Available records Start Marker

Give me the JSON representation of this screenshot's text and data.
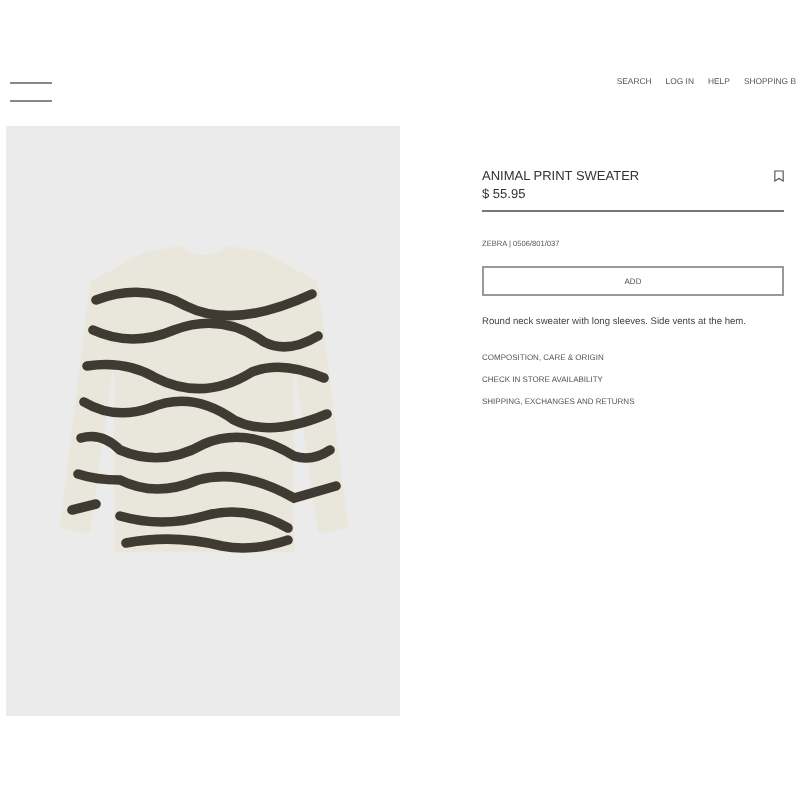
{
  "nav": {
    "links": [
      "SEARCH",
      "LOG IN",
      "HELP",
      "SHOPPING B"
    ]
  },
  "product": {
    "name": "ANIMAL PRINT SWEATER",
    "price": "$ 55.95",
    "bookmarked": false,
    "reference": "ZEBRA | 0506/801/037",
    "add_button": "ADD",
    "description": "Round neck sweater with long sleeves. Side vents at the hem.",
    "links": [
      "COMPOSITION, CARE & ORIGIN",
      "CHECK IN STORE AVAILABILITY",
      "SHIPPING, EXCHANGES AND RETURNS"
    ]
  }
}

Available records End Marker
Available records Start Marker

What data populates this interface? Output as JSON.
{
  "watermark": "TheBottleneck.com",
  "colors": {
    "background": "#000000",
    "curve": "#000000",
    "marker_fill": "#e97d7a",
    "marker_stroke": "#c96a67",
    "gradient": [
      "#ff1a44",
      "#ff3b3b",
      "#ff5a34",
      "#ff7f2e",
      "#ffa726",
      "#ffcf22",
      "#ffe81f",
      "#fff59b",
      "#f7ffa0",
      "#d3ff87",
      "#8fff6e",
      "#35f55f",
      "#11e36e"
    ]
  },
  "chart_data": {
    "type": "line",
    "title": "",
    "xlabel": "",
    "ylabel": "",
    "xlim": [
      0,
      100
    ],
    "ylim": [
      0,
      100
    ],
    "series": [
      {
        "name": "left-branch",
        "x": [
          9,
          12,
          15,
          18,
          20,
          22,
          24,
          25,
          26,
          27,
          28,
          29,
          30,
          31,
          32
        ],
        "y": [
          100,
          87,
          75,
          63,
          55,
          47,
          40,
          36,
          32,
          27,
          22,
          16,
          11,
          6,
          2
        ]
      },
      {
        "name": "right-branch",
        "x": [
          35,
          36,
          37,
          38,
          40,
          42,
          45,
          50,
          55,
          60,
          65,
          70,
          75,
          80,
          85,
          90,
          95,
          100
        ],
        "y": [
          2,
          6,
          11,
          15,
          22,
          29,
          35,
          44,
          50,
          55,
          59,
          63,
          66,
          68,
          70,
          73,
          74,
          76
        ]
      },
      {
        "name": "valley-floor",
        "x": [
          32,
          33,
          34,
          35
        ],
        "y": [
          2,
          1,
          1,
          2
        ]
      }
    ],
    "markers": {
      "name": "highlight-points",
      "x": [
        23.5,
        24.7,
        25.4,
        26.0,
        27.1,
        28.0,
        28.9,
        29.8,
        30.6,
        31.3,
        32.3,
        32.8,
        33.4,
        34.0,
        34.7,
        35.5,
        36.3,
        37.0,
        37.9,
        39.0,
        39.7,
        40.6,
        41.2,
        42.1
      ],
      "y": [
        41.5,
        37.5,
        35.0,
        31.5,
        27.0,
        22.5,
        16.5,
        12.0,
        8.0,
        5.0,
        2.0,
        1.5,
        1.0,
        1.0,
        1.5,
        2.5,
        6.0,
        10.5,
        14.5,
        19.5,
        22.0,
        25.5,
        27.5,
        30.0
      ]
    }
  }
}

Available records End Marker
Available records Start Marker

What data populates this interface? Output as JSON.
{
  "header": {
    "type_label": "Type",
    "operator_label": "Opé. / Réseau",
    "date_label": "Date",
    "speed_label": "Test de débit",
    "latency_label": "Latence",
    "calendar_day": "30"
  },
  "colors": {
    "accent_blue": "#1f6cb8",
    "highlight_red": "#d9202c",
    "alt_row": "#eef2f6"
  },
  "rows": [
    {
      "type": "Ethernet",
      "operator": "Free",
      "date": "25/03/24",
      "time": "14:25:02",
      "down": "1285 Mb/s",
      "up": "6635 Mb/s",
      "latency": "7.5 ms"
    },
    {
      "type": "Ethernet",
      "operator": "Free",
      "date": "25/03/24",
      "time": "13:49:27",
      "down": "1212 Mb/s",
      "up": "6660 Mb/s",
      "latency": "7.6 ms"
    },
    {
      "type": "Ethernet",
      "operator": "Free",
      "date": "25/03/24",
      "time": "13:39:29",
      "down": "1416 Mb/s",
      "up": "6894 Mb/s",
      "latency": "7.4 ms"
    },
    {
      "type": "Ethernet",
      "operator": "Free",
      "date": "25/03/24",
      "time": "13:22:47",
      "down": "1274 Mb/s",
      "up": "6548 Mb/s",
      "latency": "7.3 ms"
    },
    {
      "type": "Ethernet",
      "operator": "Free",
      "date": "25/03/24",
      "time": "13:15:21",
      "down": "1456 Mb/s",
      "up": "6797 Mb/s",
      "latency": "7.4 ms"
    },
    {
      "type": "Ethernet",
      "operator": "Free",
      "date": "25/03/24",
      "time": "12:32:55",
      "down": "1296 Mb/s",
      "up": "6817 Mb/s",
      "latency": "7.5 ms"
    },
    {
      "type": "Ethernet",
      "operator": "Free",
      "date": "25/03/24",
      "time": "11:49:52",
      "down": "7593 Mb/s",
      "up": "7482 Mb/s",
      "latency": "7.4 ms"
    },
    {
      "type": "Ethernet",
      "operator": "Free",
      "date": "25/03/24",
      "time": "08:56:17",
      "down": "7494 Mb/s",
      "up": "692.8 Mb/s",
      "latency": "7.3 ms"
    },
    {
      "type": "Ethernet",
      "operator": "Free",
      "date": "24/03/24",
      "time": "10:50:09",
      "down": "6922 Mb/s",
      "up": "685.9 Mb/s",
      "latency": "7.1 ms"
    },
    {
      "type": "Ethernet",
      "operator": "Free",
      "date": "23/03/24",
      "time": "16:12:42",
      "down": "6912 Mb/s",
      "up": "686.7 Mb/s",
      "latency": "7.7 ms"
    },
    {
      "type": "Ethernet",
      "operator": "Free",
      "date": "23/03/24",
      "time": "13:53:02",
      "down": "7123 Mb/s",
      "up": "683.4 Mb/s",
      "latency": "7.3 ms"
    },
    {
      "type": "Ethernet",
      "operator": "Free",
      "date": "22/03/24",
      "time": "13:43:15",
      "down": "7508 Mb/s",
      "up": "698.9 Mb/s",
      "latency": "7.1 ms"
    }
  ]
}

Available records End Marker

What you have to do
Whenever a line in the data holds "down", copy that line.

Answer area
      "down": "1285 Mb/s",
      "down": "1212 Mb/s",
      "down": "1416 Mb/s",
      "down": "1274 Mb/s",
      "down": "1456 Mb/s",
      "down": "1296 Mb/s",
      "down": "7593 Mb/s",
      "down": "7494 Mb/s",
      "down": "6922 Mb/s",
      "down": "6912 Mb/s",
      "down": "7123 Mb/s",
      "down": "7508 Mb/s",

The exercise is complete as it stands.